• _Exercise prompt_:
Check each line of the material. Copy those containing "label".

=======

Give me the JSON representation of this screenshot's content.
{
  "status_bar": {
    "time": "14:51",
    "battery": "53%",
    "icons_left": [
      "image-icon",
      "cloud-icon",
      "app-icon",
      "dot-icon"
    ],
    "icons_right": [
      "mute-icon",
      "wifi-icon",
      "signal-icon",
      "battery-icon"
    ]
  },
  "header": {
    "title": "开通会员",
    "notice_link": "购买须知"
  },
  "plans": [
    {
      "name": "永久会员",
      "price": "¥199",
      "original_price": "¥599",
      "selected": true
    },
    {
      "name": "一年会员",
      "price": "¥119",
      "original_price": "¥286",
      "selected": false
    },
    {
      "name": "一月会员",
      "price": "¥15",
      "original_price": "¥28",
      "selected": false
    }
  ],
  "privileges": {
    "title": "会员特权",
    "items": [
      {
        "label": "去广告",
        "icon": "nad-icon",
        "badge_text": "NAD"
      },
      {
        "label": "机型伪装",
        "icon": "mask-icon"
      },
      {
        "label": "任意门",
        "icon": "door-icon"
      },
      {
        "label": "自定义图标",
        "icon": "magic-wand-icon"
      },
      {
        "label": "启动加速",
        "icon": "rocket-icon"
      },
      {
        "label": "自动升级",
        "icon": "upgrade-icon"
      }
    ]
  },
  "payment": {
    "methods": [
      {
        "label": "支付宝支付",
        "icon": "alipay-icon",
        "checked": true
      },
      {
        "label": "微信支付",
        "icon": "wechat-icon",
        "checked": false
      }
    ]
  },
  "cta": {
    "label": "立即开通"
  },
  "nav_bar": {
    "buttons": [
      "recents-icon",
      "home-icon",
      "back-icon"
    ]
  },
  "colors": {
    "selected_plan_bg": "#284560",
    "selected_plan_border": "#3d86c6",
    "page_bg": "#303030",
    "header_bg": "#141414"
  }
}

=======

• _Result of this exercise_:
        "label": "去广告",
        "label": "机型伪装",
        "label": "任意门",
        "label": "自定义图标",
        "label": "启动加速",
        "label": "自动升级",
        "label": "支付宝支付",
        "label": "微信支付",
    "label": "立即开通"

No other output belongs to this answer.